TASK GOAL: Look through the data below, and copy each line that carries the word "title".

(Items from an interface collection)
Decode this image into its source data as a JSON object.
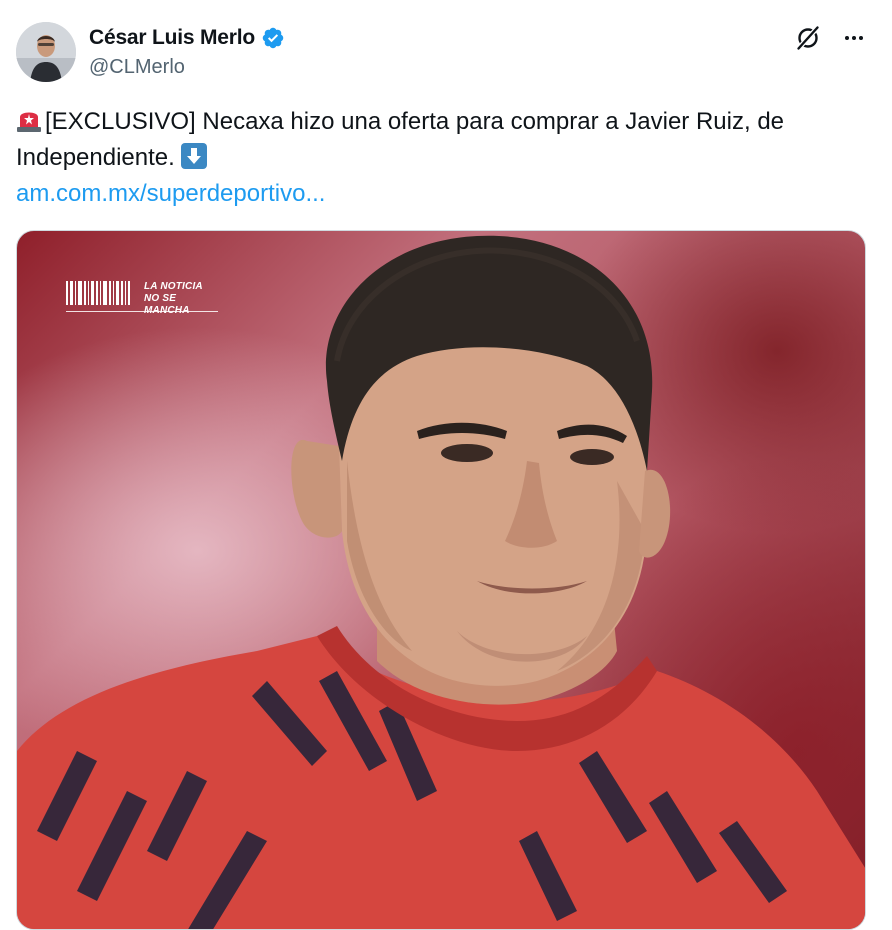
{
  "author": {
    "display_name": "César Luis Merlo",
    "handle": "@CLMerlo",
    "verified": true
  },
  "header": {
    "icons": [
      "grok-icon",
      "more-icon"
    ]
  },
  "tweet": {
    "text_line1": "[EXCLUSIVO] Necaxa hizo una oferta para comprar a Javier Ruiz, de",
    "text_line2": "Independiente.",
    "emojis": [
      "siren-emoji",
      "down-arrow-emoji"
    ],
    "link_text": "am.com.mx/superdeportivo..."
  },
  "media": {
    "watermark_line1": "LA NOTICIA",
    "watermark_line2": "NO SE MANCHA"
  },
  "colors": {
    "link": "#1d9bf0",
    "verified": "#1d9bf0",
    "secondary_text": "#536471",
    "primary_text": "#0f1419"
  }
}
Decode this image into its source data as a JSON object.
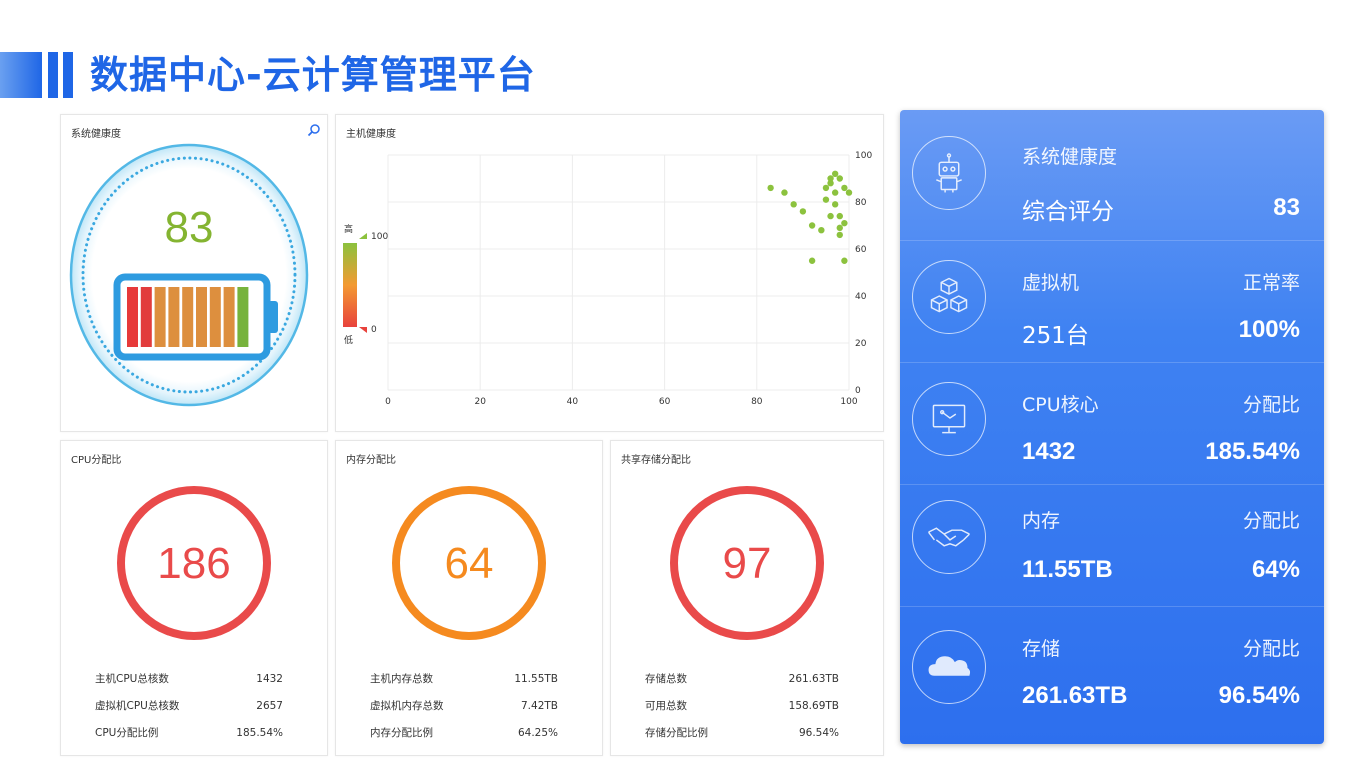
{
  "header": {
    "title": "数据中心-云计算管理平台"
  },
  "system_health": {
    "title": "系统健康度",
    "score": "83",
    "battery_colors": [
      "#e73a3a",
      "#e23c3c",
      "#dd8f3e",
      "#dd8f3e",
      "#dd8f3e",
      "#dd8f3e",
      "#dd8f3e",
      "#dd8f3e",
      "#77b33c"
    ]
  },
  "host_health": {
    "title": "主机健康度",
    "legend_high": "高",
    "legend_low": "低",
    "legend_max": "100",
    "legend_min": "0"
  },
  "chart_data": {
    "type": "scatter",
    "title": "主机健康度",
    "xlim": [
      0,
      100
    ],
    "ylim": [
      0,
      100
    ],
    "x_ticks": [
      "0",
      "20",
      "40",
      "60",
      "80",
      "100"
    ],
    "y_ticks": [
      "0",
      "20",
      "40",
      "60",
      "80",
      "100"
    ],
    "grid": true,
    "color_scale": [
      "#e8423c",
      "#f39a32",
      "#8cc23e"
    ],
    "points": [
      [
        83,
        86
      ],
      [
        86,
        84
      ],
      [
        88,
        79
      ],
      [
        90,
        76
      ],
      [
        92,
        70
      ],
      [
        92,
        55
      ],
      [
        94,
        68
      ],
      [
        95,
        81
      ],
      [
        95,
        86
      ],
      [
        96,
        88
      ],
      [
        96,
        90
      ],
      [
        97,
        92
      ],
      [
        97,
        84
      ],
      [
        97,
        79
      ],
      [
        98,
        74
      ],
      [
        98,
        66
      ],
      [
        98,
        69
      ],
      [
        98,
        90
      ],
      [
        99,
        86
      ],
      [
        99,
        71
      ],
      [
        99,
        55
      ],
      [
        100,
        84
      ],
      [
        96,
        74
      ]
    ]
  },
  "cpu": {
    "title": "CPU分配比",
    "value": "186",
    "color": "#e94a4a",
    "stats": [
      {
        "label": "主机CPU总核数",
        "value": "1432"
      },
      {
        "label": "虚拟机CPU总核数",
        "value": "2657"
      },
      {
        "label": "CPU分配比例",
        "value": "185.54%"
      }
    ]
  },
  "memory": {
    "title": "内存分配比",
    "value": "64",
    "color": "#f58a1f",
    "stats": [
      {
        "label": "主机内存总数",
        "value": "11.55TB"
      },
      {
        "label": "虚拟机内存总数",
        "value": "7.42TB"
      },
      {
        "label": "内存分配比例",
        "value": "64.25%"
      }
    ]
  },
  "storage": {
    "title": "共享存储分配比",
    "value": "97",
    "color": "#e94a4a",
    "stats": [
      {
        "label": "存储总数",
        "value": "261.63TB"
      },
      {
        "label": "可用总数",
        "value": "158.69TB"
      },
      {
        "label": "存储分配比例",
        "value": "96.54%"
      }
    ]
  },
  "summary": {
    "rows": [
      {
        "icon": "robot-icon",
        "label": "系统健康度",
        "right_label": "",
        "value": "综合评分",
        "right_value": "83"
      },
      {
        "icon": "cubes-icon",
        "label": "虚拟机",
        "right_label": "正常率",
        "value": "251台",
        "right_value": "100%"
      },
      {
        "icon": "monitor-icon",
        "label": "CPU核心",
        "right_label": "分配比",
        "value": "1432",
        "right_value": "185.54%"
      },
      {
        "icon": "handshake-icon",
        "label": "内存",
        "right_label": "分配比",
        "value": "11.55TB",
        "right_value": "64%"
      },
      {
        "icon": "cloud-icon",
        "label": "存储",
        "right_label": "分配比",
        "value": "261.63TB",
        "right_value": "96.54%"
      }
    ]
  }
}
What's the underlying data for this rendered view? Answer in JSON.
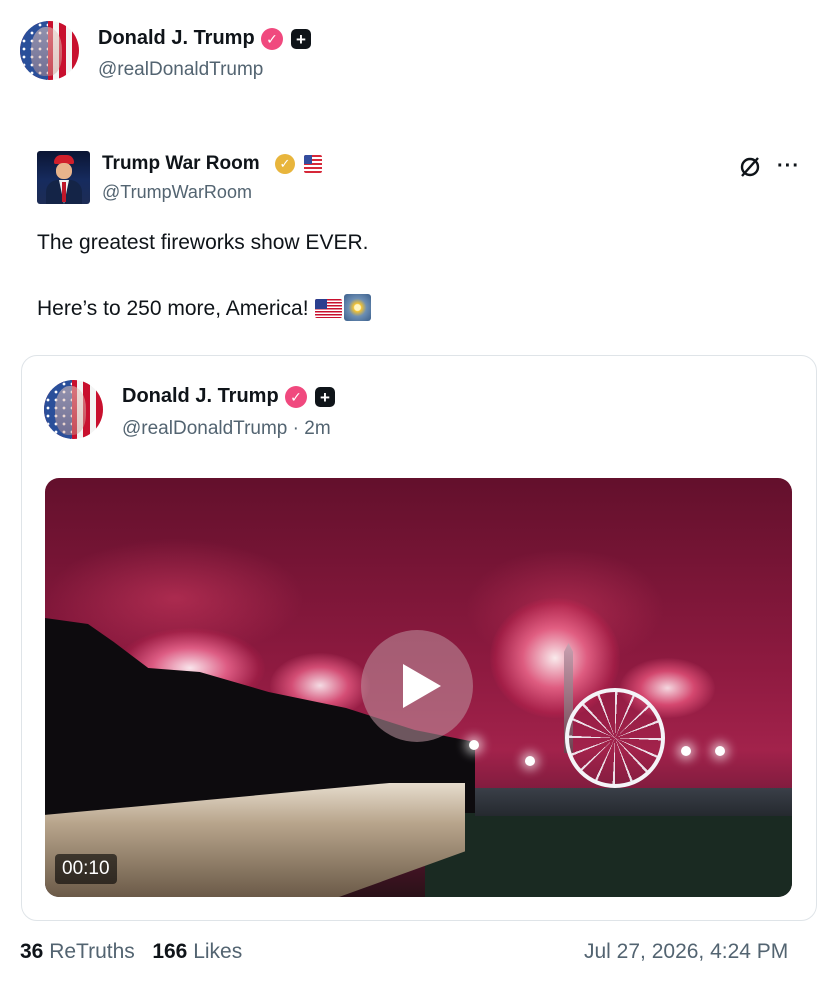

RESPONSE AREA:
    "title": "数据中心-云计算管理平台"
    "title": "系统健康度",
    "title": "主机健康度",
    "title": "主机健康度",
    "title": "CPU分配比",
    "title": "内存分配比",
    "title": "共享存储分配比",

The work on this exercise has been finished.